Every line in the data below that has the word "avec" should be returned.

◆ ◆ ◆

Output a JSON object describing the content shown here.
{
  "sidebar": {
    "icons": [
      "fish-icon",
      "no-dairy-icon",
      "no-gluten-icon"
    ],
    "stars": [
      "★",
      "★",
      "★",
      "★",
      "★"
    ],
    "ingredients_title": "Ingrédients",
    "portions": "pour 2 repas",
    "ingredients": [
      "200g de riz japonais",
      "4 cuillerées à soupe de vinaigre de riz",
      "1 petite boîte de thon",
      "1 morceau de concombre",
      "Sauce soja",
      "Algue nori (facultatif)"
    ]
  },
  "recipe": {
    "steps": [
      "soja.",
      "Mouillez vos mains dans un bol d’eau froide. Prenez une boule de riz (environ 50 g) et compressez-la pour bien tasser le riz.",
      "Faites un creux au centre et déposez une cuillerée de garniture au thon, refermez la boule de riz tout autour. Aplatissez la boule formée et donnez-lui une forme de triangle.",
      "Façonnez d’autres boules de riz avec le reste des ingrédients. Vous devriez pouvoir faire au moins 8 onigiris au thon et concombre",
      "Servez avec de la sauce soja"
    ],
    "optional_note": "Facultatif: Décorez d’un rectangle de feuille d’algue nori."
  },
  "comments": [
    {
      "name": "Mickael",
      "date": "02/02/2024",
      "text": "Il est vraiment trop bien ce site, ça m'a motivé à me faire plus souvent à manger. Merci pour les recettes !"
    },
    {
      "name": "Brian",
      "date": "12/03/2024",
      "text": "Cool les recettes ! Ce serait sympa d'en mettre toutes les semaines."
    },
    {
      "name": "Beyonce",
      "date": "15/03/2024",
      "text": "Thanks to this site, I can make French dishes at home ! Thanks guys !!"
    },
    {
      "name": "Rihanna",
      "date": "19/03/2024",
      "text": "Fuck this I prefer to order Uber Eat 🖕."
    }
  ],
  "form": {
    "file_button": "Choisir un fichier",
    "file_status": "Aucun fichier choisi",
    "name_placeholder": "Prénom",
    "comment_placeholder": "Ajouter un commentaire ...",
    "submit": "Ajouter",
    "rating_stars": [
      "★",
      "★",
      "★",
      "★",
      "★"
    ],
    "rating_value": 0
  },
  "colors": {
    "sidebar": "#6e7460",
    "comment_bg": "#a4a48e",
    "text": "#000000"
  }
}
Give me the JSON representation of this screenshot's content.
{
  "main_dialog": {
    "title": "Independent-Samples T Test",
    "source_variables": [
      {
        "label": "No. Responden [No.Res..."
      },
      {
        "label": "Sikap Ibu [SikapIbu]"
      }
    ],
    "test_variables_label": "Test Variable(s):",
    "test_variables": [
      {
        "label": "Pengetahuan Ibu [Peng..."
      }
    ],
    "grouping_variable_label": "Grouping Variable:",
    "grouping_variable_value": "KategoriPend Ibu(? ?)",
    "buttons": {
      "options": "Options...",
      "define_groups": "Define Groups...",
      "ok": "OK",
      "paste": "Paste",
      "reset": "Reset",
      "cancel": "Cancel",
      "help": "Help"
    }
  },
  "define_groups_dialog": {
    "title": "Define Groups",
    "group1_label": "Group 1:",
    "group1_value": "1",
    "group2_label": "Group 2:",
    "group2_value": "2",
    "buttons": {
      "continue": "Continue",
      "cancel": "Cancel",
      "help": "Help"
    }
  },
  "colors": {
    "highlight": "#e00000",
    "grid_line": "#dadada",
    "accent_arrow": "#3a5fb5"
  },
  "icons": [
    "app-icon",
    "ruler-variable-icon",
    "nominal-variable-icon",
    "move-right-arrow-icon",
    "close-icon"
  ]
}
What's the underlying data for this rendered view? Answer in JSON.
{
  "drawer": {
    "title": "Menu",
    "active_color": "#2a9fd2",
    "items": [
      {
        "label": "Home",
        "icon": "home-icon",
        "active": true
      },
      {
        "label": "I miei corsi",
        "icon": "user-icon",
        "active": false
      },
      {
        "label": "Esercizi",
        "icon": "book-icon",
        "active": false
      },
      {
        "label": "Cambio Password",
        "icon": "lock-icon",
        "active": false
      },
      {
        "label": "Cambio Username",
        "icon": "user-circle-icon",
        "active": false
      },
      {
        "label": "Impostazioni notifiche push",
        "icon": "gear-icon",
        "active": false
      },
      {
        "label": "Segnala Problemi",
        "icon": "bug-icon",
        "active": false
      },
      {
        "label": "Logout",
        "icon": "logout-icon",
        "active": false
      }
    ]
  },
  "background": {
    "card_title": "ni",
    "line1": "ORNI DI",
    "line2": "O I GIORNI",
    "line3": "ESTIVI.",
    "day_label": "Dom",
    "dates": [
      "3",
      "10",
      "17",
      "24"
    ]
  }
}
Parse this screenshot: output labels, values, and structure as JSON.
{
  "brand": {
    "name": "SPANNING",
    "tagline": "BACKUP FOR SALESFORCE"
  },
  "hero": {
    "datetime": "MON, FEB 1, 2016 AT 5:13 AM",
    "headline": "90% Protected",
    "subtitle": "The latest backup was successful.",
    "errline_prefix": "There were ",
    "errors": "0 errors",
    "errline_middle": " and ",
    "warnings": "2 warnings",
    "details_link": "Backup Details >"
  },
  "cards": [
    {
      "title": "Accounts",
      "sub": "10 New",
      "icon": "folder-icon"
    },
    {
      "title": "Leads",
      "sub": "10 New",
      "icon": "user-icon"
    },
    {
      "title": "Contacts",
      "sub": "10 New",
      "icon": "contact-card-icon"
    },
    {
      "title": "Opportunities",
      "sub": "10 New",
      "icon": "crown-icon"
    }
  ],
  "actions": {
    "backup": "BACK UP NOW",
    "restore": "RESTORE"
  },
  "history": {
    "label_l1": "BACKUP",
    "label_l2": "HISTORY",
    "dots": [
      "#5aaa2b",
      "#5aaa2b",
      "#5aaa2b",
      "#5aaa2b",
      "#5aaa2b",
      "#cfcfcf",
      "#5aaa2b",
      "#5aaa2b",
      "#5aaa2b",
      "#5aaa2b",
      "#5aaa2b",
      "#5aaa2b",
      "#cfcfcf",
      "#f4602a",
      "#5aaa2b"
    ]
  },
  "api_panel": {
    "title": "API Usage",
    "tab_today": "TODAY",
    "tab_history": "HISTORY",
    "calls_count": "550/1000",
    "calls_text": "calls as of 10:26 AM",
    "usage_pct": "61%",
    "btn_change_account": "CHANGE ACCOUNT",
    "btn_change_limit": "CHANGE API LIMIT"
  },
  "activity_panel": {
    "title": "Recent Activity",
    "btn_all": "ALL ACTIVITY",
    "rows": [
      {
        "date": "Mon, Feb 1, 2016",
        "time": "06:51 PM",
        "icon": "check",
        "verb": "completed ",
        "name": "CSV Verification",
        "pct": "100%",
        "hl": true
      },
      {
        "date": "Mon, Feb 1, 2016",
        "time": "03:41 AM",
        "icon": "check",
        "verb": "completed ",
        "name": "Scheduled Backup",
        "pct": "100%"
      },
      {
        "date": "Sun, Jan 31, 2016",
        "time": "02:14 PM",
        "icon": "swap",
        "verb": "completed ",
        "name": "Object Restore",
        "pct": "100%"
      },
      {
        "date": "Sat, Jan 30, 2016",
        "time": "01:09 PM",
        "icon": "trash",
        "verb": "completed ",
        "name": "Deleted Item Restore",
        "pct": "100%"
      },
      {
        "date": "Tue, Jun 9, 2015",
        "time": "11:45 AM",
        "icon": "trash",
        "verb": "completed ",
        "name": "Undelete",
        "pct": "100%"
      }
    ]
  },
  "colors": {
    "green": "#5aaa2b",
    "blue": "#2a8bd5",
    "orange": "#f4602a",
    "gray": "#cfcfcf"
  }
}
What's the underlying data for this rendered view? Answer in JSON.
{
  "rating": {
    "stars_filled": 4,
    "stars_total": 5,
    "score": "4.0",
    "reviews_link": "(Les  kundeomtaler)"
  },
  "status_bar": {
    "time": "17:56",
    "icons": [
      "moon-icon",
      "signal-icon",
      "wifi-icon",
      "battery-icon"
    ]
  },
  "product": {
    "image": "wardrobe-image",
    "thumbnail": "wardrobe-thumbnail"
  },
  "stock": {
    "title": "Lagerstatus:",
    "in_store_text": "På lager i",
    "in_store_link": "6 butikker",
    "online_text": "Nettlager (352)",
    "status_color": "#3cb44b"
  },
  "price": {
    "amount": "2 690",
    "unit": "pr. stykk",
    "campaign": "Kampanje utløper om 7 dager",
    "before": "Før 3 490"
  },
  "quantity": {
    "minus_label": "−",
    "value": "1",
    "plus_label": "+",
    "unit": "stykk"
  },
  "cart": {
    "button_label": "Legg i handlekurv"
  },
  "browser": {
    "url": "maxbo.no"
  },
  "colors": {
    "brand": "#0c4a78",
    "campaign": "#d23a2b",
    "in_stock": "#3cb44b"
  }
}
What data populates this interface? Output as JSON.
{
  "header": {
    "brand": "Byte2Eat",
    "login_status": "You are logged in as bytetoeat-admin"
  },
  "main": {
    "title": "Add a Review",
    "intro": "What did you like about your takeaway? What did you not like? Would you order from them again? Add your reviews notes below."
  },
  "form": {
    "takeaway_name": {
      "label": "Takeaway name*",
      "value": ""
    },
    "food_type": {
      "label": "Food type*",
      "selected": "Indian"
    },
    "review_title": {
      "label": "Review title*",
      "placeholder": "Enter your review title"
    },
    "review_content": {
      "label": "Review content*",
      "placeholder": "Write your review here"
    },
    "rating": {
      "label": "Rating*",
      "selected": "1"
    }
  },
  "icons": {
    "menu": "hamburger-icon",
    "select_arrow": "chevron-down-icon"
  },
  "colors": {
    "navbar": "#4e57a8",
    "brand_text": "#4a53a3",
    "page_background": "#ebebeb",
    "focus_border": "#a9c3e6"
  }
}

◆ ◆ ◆

TASK OUTPUT:
      "Façonnez d’autres boules de riz avec le reste des ingrédients. Vous devriez pouvoir faire au moins 8 onigiris au thon et concombre",
      "Servez avec de la sauce soja"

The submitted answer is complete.